Supplied material section start

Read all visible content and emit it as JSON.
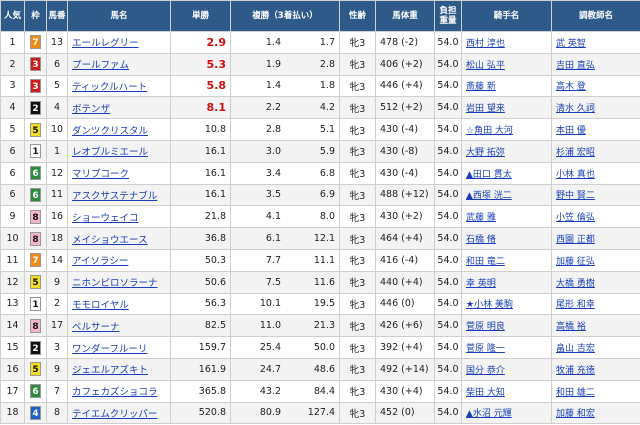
{
  "headers": {
    "rank": "人気",
    "waku": "枠",
    "horse_no": "馬番",
    "horse_name": "馬名",
    "win": "単勝",
    "place": "複勝（3着払い）",
    "sex_age": "性齢",
    "weight": "馬体重",
    "burden_line1": "負担",
    "burden_line2": "重量",
    "jockey": "騎手名",
    "trainer": "調教師名"
  },
  "colors": {
    "header_bg": "#2d5a88",
    "link": "#1a3fb8",
    "odds_highlight": "#d01010",
    "waku_1": "#ffffff",
    "waku_2": "#111111",
    "waku_3": "#d11a1a",
    "waku_4": "#1f5fbf",
    "waku_5": "#f2dd1c",
    "waku_6": "#2e8b3c",
    "waku_7": "#f08a12",
    "waku_8": "#f6b5c6"
  },
  "rows": [
    {
      "rank": "1",
      "waku": "7",
      "no": "13",
      "name": "エールレグリー",
      "win": "2.9",
      "pl_lo": "1.4",
      "pl_hi": "1.7",
      "sex": "牝3",
      "weight": "478 (-2)",
      "burden": "54.0",
      "jockey": "西村 淳也",
      "trainer": "武 英智"
    },
    {
      "rank": "2",
      "waku": "3",
      "no": "6",
      "name": "プールファム",
      "win": "5.3",
      "pl_lo": "1.9",
      "pl_hi": "2.8",
      "sex": "牝3",
      "weight": "406 (+2)",
      "burden": "54.0",
      "jockey": "松山 弘平",
      "trainer": "吉田 直弘"
    },
    {
      "rank": "3",
      "waku": "3",
      "no": "5",
      "name": "ティックルハート",
      "win": "5.8",
      "pl_lo": "1.4",
      "pl_hi": "1.8",
      "sex": "牝3",
      "weight": "446 (+4)",
      "burden": "54.0",
      "jockey": "斎藤 新",
      "trainer": "高木 登"
    },
    {
      "rank": "4",
      "waku": "2",
      "no": "4",
      "name": "ボテンザ",
      "win": "8.1",
      "pl_lo": "2.2",
      "pl_hi": "4.2",
      "sex": "牝3",
      "weight": "512 (+2)",
      "burden": "54.0",
      "jockey": "岩田 望来",
      "trainer": "清水 久詞"
    },
    {
      "rank": "5",
      "waku": "5",
      "no": "10",
      "name": "ダンツクリスタル",
      "win": "10.8",
      "pl_lo": "2.8",
      "pl_hi": "5.1",
      "sex": "牝3",
      "weight": "430 (-4)",
      "burden": "54.0",
      "jockey": "☆角田 大河",
      "trainer": "本田 優"
    },
    {
      "rank": "6",
      "waku": "1",
      "no": "1",
      "name": "レオブルミエール",
      "win": "16.1",
      "pl_lo": "3.0",
      "pl_hi": "5.9",
      "sex": "牝3",
      "weight": "430 (-8)",
      "burden": "54.0",
      "jockey": "大野 拓弥",
      "trainer": "杉浦 宏昭"
    },
    {
      "rank": "6",
      "waku": "6",
      "no": "12",
      "name": "マリブコーク",
      "win": "16.1",
      "pl_lo": "3.4",
      "pl_hi": "6.8",
      "sex": "牝3",
      "weight": "430 (-4)",
      "burden": "54.0",
      "jockey": "▲田口 貫太",
      "trainer": "小林 真也"
    },
    {
      "rank": "6",
      "waku": "6",
      "no": "11",
      "name": "アスクサステナブル",
      "win": "16.1",
      "pl_lo": "3.5",
      "pl_hi": "6.9",
      "sex": "牝3",
      "weight": "488 (+12)",
      "burden": "54.0",
      "jockey": "▲西塚 洸二",
      "trainer": "野中 賢二"
    },
    {
      "rank": "9",
      "waku": "8",
      "no": "16",
      "name": "ショーウェイコ",
      "win": "21.8",
      "pl_lo": "4.1",
      "pl_hi": "8.0",
      "sex": "牝3",
      "weight": "430 (+2)",
      "burden": "54.0",
      "jockey": "武藤 雅",
      "trainer": "小笠 倫弘"
    },
    {
      "rank": "10",
      "waku": "8",
      "no": "18",
      "name": "メイショウエース",
      "win": "36.8",
      "pl_lo": "6.1",
      "pl_hi": "12.1",
      "sex": "牝3",
      "weight": "464 (+4)",
      "burden": "54.0",
      "jockey": "石橋 脩",
      "trainer": "西園 正都"
    },
    {
      "rank": "11",
      "waku": "7",
      "no": "14",
      "name": "アイソラシー",
      "win": "50.3",
      "pl_lo": "7.7",
      "pl_hi": "11.1",
      "sex": "牝3",
      "weight": "416 (-4)",
      "burden": "54.0",
      "jockey": "和田 竜二",
      "trainer": "加藤 征弘"
    },
    {
      "rank": "12",
      "waku": "5",
      "no": "9",
      "name": "ニホンピロソラーナ",
      "win": "50.6",
      "pl_lo": "7.5",
      "pl_hi": "11.6",
      "sex": "牝3",
      "weight": "440 (+4)",
      "burden": "54.0",
      "jockey": "幸 英明",
      "trainer": "大橋 勇樹"
    },
    {
      "rank": "13",
      "waku": "1",
      "no": "2",
      "name": "モモロイヤル",
      "win": "56.3",
      "pl_lo": "10.1",
      "pl_hi": "19.5",
      "sex": "牝3",
      "weight": "446 (0)",
      "burden": "54.0",
      "jockey": "★小林 美駒",
      "trainer": "尾形 和幸"
    },
    {
      "rank": "14",
      "waku": "8",
      "no": "17",
      "name": "ベルサーナ",
      "win": "82.5",
      "pl_lo": "11.0",
      "pl_hi": "21.3",
      "sex": "牝3",
      "weight": "426 (+6)",
      "burden": "54.0",
      "jockey": "菅原 明良",
      "trainer": "高橋 裕"
    },
    {
      "rank": "15",
      "waku": "2",
      "no": "3",
      "name": "ワンダーフルーリ",
      "win": "159.7",
      "pl_lo": "25.4",
      "pl_hi": "50.0",
      "sex": "牝3",
      "weight": "392 (+4)",
      "burden": "54.0",
      "jockey": "菅原 隆一",
      "trainer": "畠山 吉宏"
    },
    {
      "rank": "16",
      "waku": "5",
      "no": "9",
      "name": "ジェエルアズキト",
      "win": "161.9",
      "pl_lo": "24.7",
      "pl_hi": "48.6",
      "sex": "牝3",
      "weight": "492 (+14)",
      "burden": "54.0",
      "jockey": "国分 恭介",
      "trainer": "牧浦 充徳"
    },
    {
      "rank": "17",
      "waku": "6",
      "no": "7",
      "name": "カフェカズショコラ",
      "win": "365.8",
      "pl_lo": "43.2",
      "pl_hi": "84.4",
      "sex": "牝3",
      "weight": "430 (+4)",
      "burden": "54.0",
      "jockey": "柴田 大知",
      "trainer": "和田 雄二"
    },
    {
      "rank": "18",
      "waku": "4",
      "no": "8",
      "name": "テイエムクリッパー",
      "win": "520.8",
      "pl_lo": "80.9",
      "pl_hi": "127.4",
      "sex": "牝3",
      "weight": "452 (0)",
      "burden": "54.0",
      "jockey": "▲水沼 元輝",
      "trainer": "加藤 和宏"
    }
  ]
}
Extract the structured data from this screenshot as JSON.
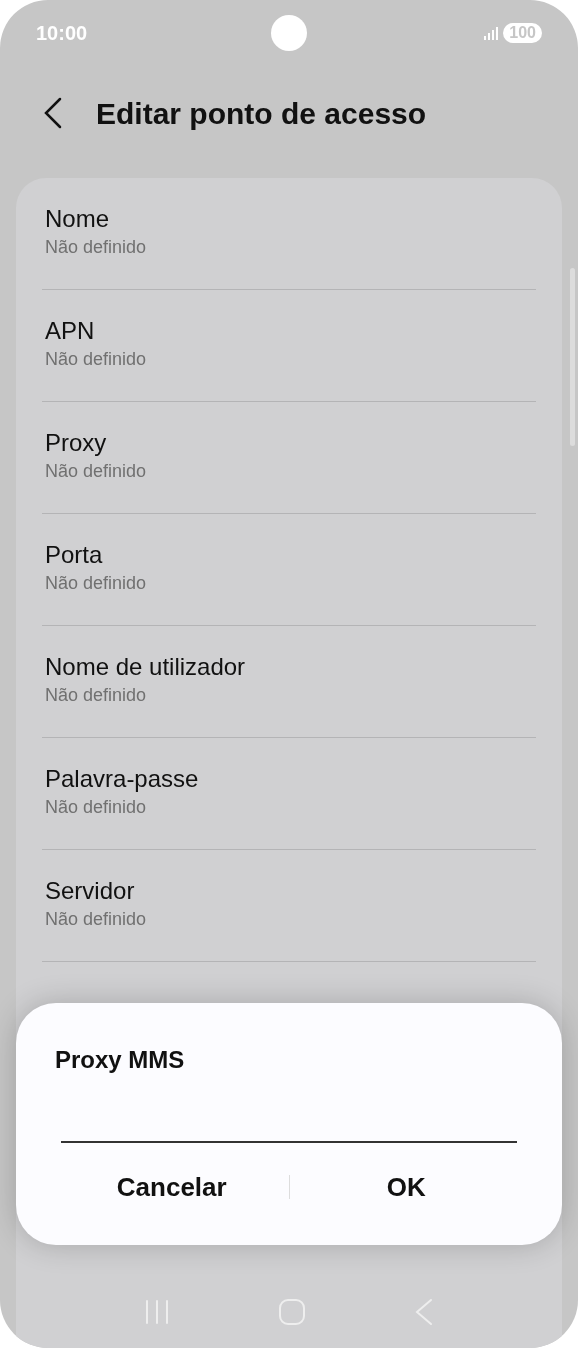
{
  "status_bar": {
    "time": "10:00",
    "battery": "100"
  },
  "header": {
    "title": "Editar ponto de acesso"
  },
  "settings": [
    {
      "title": "Nome",
      "value": "Não definido"
    },
    {
      "title": "APN",
      "value": "Não definido"
    },
    {
      "title": "Proxy",
      "value": "Não definido"
    },
    {
      "title": "Porta",
      "value": "Não definido"
    },
    {
      "title": "Nome de utilizador",
      "value": "Não definido"
    },
    {
      "title": "Palavra-passe",
      "value": "Não definido"
    },
    {
      "title": "Servidor",
      "value": "Não definido"
    }
  ],
  "dialog": {
    "title": "Proxy MMS",
    "buttons": [
      "Cancelar",
      "OK"
    ]
  }
}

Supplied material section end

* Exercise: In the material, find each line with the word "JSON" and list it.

* Response:
Read all visible content and emit it as JSON.
Extract the structured data from this screenshot as JSON.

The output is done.